Mosshammer, D.; Reichert, E.; Reichert, W.
Deutsche Medizinische Wochenschrift 135(50): 2518-2522
ISSN/ISBN: 1439-4413 PMID: 21140328 DOI: 10.1055/s-0030-1269421

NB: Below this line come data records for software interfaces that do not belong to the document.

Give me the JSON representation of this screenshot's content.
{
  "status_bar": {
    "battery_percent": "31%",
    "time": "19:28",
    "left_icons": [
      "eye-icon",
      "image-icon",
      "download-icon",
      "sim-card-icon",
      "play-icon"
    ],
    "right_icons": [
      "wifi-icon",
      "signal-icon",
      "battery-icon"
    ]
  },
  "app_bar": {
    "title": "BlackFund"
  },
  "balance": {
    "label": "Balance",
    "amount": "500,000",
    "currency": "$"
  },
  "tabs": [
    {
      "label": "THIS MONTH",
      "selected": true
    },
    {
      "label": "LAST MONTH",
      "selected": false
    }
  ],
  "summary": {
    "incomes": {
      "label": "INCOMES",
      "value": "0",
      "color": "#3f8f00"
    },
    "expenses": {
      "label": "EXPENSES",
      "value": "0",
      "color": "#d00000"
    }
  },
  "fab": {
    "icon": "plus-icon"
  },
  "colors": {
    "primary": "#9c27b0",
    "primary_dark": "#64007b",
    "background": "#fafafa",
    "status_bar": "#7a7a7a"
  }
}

A 42-year-old man without pre-existing health problems presented to his family practitioner in Baden-Württemberg with fever (up to 39˚ C for two days), headache, abdominal pain, back pain and aching limbs. Ten days before, he had done heavy gardening work. He felt diffuse pain on abdominal palpation. The physical examination of the skin, lymph nodes, the heart, the lungs and the oral mucosa was unremarkable. Erythrocytes, leukocytes and sporadic bacteria were found in the urine. Urine test strip analysis gave a threefold positive result for protein. The blood test revealed in an elevated C-reactive protein, leukocytosis, elevated creatinine and thrombocytopenia. Enlarged kidneys and an enlarged spleen were found on ultra sound examination. IgG and IgM tested for Hantavirus infection were detected by IFA (Immunofluorescence antibody assay) and by ELISA (enzyme-linked immunosorbent assay). The blood tests had returned to normal by 15 days after onset of the fever which had persisted for 7 days. Oliguria and/or anuria did not occur. After three weeks of illness, the blood pressure was found to be at hypertensive levels and the patient was treated with antihypertensive drugs. A history of gardening work (exposure to rodents) and nonspecific symptoms (like headache and fever), in combination with elevated serum creatinine and thrombocytopenia, should raise the suspicion of nephropathia epidemica (hemorrhagic fever with renal syndrome) caused by hantavirus infection. As sequelae of hantavirus infection may persist, patients should subsequently be followed for clinical and laboratory evidence of renal disease. Hospitalization is not generally warranted.